AVAILABLE RECORDS ::

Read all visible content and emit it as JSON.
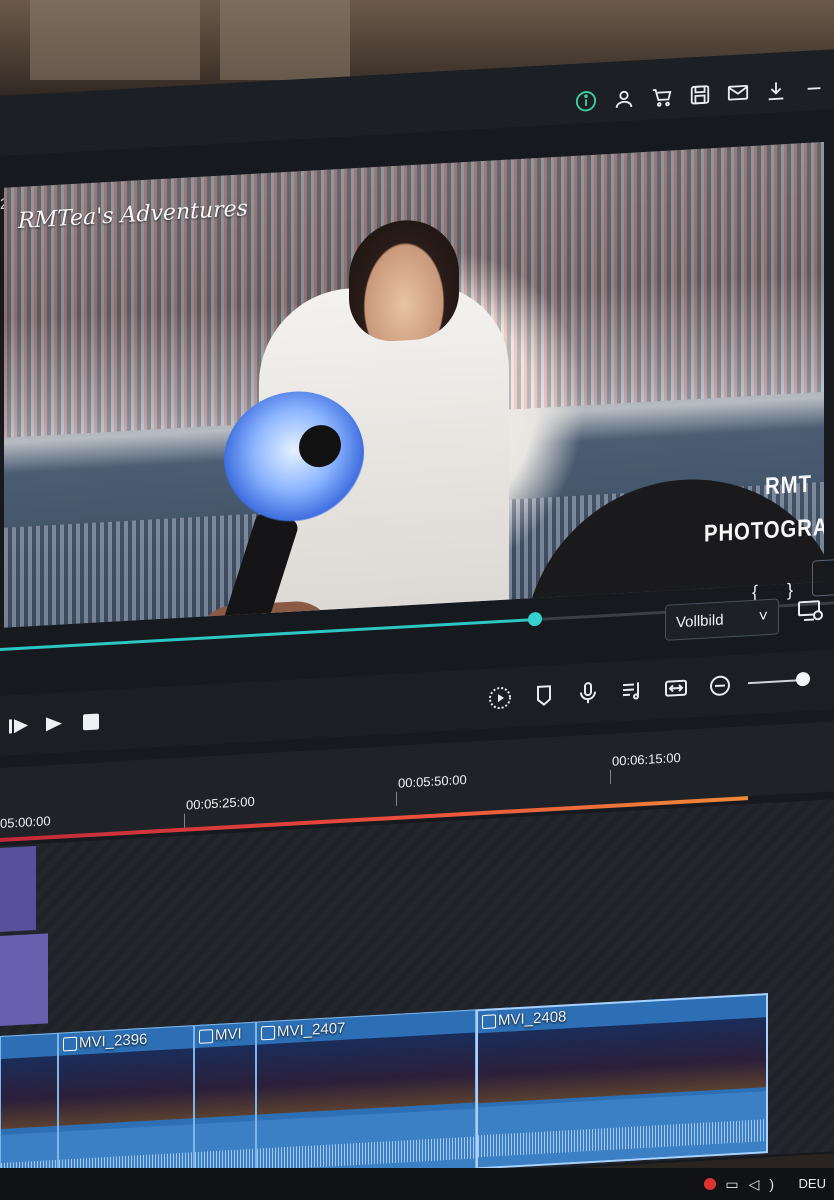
{
  "window": {
    "edge_number": "2"
  },
  "topbar": {
    "icons": [
      "info-icon",
      "user-icon",
      "cart-icon",
      "save-icon",
      "mail-icon",
      "download-icon",
      "minimize-icon"
    ]
  },
  "preview": {
    "watermark_top": "RMTea's Adventures",
    "watermark_right_line1": "RMT",
    "watermark_right_line2": "PHOTOGRAPHS",
    "braces": "{ }",
    "playhead_fraction": 0.63
  },
  "view": {
    "mode_label": "Vollbild",
    "chevron": "˅"
  },
  "timeline": {
    "ruler": [
      "05:00:00",
      "00:05:25:00",
      "00:05:50:00",
      "00:06:15:00"
    ],
    "clips": [
      {
        "label": ""
      },
      {
        "label": "MVI_2396"
      },
      {
        "label": "MVI"
      },
      {
        "label": "MVI_2407"
      },
      {
        "label": "MVI_2408"
      }
    ]
  },
  "taskbar": {
    "language": "DEU"
  },
  "colors": {
    "accent_teal": "#2cc7c4",
    "clip_blue": "#2d6fb4",
    "info_green": "#3fd19a"
  }
}
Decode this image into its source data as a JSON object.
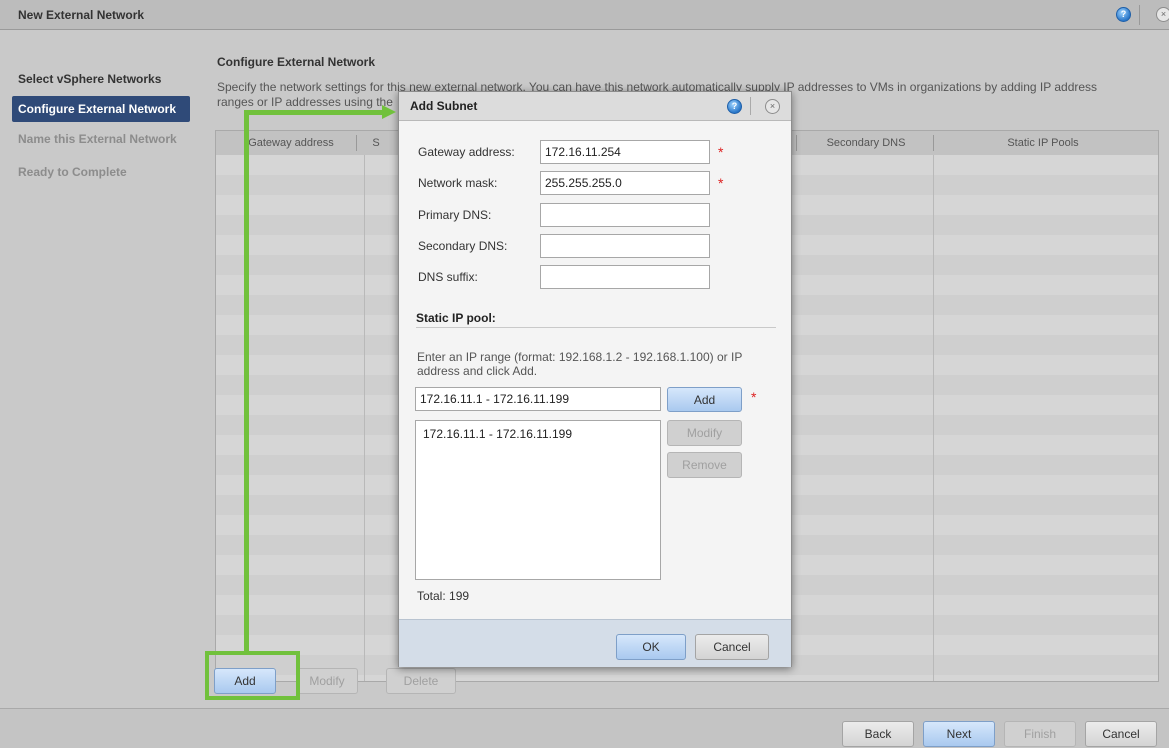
{
  "window": {
    "title": "New External Network",
    "help_icon": "help-icon",
    "close_icon": "close-icon"
  },
  "sidebar": {
    "items": [
      {
        "label": "Select vSphere Networks",
        "state": "done"
      },
      {
        "label": "Configure External Network",
        "state": "active"
      },
      {
        "label": "Name this External Network",
        "state": "todo"
      },
      {
        "label": "Ready to Complete",
        "state": "todo"
      }
    ]
  },
  "main": {
    "title": "Configure External Network",
    "description_line1": "Specify the network settings for this new external network. You can have this network automatically supply IP addresses to VMs in organizations by adding IP address",
    "description_line2": "ranges or IP addresses using the",
    "table": {
      "columns": [
        "Gateway address",
        "S",
        "Secondary DNS",
        "Static IP Pools"
      ]
    },
    "buttons": {
      "add": "Add",
      "modify": "Modify",
      "delete": "Delete"
    }
  },
  "footer": {
    "back": "Back",
    "next": "Next",
    "finish": "Finish",
    "cancel": "Cancel"
  },
  "dialog": {
    "title": "Add Subnet",
    "fields": {
      "gateway": {
        "label": "Gateway address:",
        "value": "172.16.11.254",
        "required": true
      },
      "netmask": {
        "label": "Network mask:",
        "value": "255.255.255.0",
        "required": true
      },
      "primary_dns": {
        "label": "Primary DNS:",
        "value": ""
      },
      "secondary_dns": {
        "label": "Secondary DNS:",
        "value": ""
      },
      "dns_suffix": {
        "label": "DNS suffix:",
        "value": ""
      }
    },
    "static_pool": {
      "heading": "Static IP pool:",
      "hint": "Enter an IP range (format: 192.168.1.2 - 192.168.1.100) or IP address and click Add.",
      "input_value": "172.16.11.1 - 172.16.11.199",
      "add": "Add",
      "modify": "Modify",
      "remove": "Remove",
      "items": [
        "172.16.11.1 - 172.16.11.199"
      ],
      "total": "Total: 199"
    },
    "ok": "OK",
    "cancel": "Cancel"
  },
  "colors": {
    "highlight": "#71c13c",
    "active_step": "#2f4a78",
    "required": "#d22222"
  }
}
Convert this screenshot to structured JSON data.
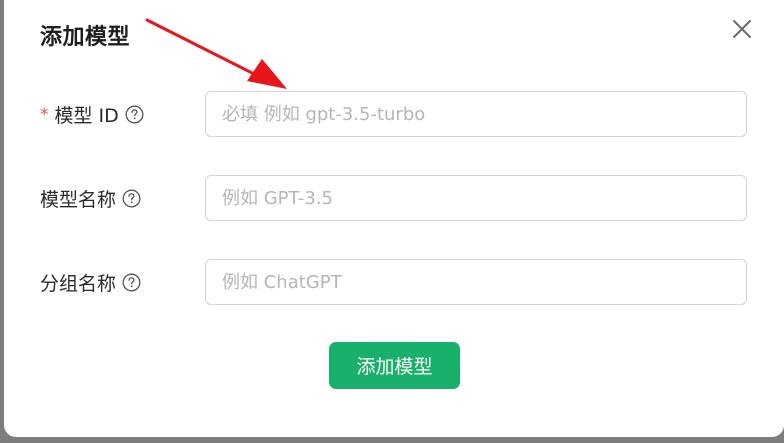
{
  "dialog": {
    "title": "添加模型",
    "close_icon": "close-icon"
  },
  "form": {
    "model_id": {
      "required_mark": "*",
      "label": "模型 ID",
      "placeholder": "必填 例如 gpt-3.5-turbo",
      "value": "",
      "help_icon": "question-circle-icon"
    },
    "model_name": {
      "label": "模型名称",
      "placeholder": "例如 GPT-3.5",
      "value": "",
      "help_icon": "question-circle-icon"
    },
    "group_name": {
      "label": "分组名称",
      "placeholder": "例如 ChatGPT",
      "value": "",
      "help_icon": "question-circle-icon"
    }
  },
  "actions": {
    "submit_label": "添加模型"
  },
  "colors": {
    "primary": "#18b06a",
    "required": "#e34d59",
    "annotation_arrow": "#e8161b"
  }
}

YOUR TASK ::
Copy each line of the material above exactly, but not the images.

ANSWER FOR THE TASK ::
Read all visible content and emit it as JSON.
{
  "window": {
    "edge_number": "2"
  },
  "topbar": {
    "icons": [
      "info-icon",
      "user-icon",
      "cart-icon",
      "save-icon",
      "mail-icon",
      "download-icon",
      "minimize-icon"
    ]
  },
  "preview": {
    "watermark_top": "RMTea's Adventures",
    "watermark_right_line1": "RMT",
    "watermark_right_line2": "PHOTOGRAPHS",
    "braces": "{ }",
    "playhead_fraction": 0.63
  },
  "view": {
    "mode_label": "Vollbild",
    "chevron": "˅"
  },
  "timeline": {
    "ruler": [
      "05:00:00",
      "00:05:25:00",
      "00:05:50:00",
      "00:06:15:00"
    ],
    "clips": [
      {
        "label": ""
      },
      {
        "label": "MVI_2396"
      },
      {
        "label": "MVI"
      },
      {
        "label": "MVI_2407"
      },
      {
        "label": "MVI_2408"
      }
    ]
  },
  "taskbar": {
    "language": "DEU"
  },
  "colors": {
    "accent_teal": "#2cc7c4",
    "clip_blue": "#2d6fb4",
    "info_green": "#3fd19a"
  }
}
Decode this image into its source data as a JSON object.
{
  "window": {
    "title": "New External Network",
    "help_icon": "help-icon",
    "close_icon": "close-icon"
  },
  "sidebar": {
    "items": [
      {
        "label": "Select vSphere Networks",
        "state": "done"
      },
      {
        "label": "Configure External Network",
        "state": "active"
      },
      {
        "label": "Name this External Network",
        "state": "todo"
      },
      {
        "label": "Ready to Complete",
        "state": "todo"
      }
    ]
  },
  "main": {
    "title": "Configure External Network",
    "description_line1": "Specify the network settings for this new external network. You can have this network automatically supply IP addresses to VMs in organizations by adding IP address",
    "description_line2": "ranges or IP addresses using the",
    "table": {
      "columns": [
        "Gateway address",
        "S",
        "Secondary DNS",
        "Static IP Pools"
      ]
    },
    "buttons": {
      "add": "Add",
      "modify": "Modify",
      "delete": "Delete"
    }
  },
  "footer": {
    "back": "Back",
    "next": "Next",
    "finish": "Finish",
    "cancel": "Cancel"
  },
  "dialog": {
    "title": "Add Subnet",
    "fields": {
      "gateway": {
        "label": "Gateway address:",
        "value": "172.16.11.254",
        "required": true
      },
      "netmask": {
        "label": "Network mask:",
        "value": "255.255.255.0",
        "required": true
      },
      "primary_dns": {
        "label": "Primary DNS:",
        "value": ""
      },
      "secondary_dns": {
        "label": "Secondary DNS:",
        "value": ""
      },
      "dns_suffix": {
        "label": "DNS suffix:",
        "value": ""
      }
    },
    "static_pool": {
      "heading": "Static IP pool:",
      "hint": "Enter an IP range (format: 192.168.1.2 - 192.168.1.100) or IP address and click Add.",
      "input_value": "172.16.11.1 - 172.16.11.199",
      "add": "Add",
      "modify": "Modify",
      "remove": "Remove",
      "items": [
        "172.16.11.1 - 172.16.11.199"
      ],
      "total": "Total: 199"
    },
    "ok": "OK",
    "cancel": "Cancel"
  },
  "colors": {
    "highlight": "#71c13c",
    "active_step": "#2f4a78",
    "required": "#d22222"
  }
}
Convert this screenshot to structured JSON data.
{
  "dialog": {
    "title": "添加模型",
    "close_icon": "close-icon"
  },
  "form": {
    "model_id": {
      "required_mark": "*",
      "label": "模型 ID",
      "placeholder": "必填 例如 gpt-3.5-turbo",
      "value": "",
      "help_icon": "question-circle-icon"
    },
    "model_name": {
      "label": "模型名称",
      "placeholder": "例如 GPT-3.5",
      "value": "",
      "help_icon": "question-circle-icon"
    },
    "group_name": {
      "label": "分组名称",
      "placeholder": "例如 ChatGPT",
      "value": "",
      "help_icon": "question-circle-icon"
    }
  },
  "actions": {
    "submit_label": "添加模型"
  },
  "colors": {
    "primary": "#18b06a",
    "required": "#e34d59",
    "annotation_arrow": "#e8161b"
  }
}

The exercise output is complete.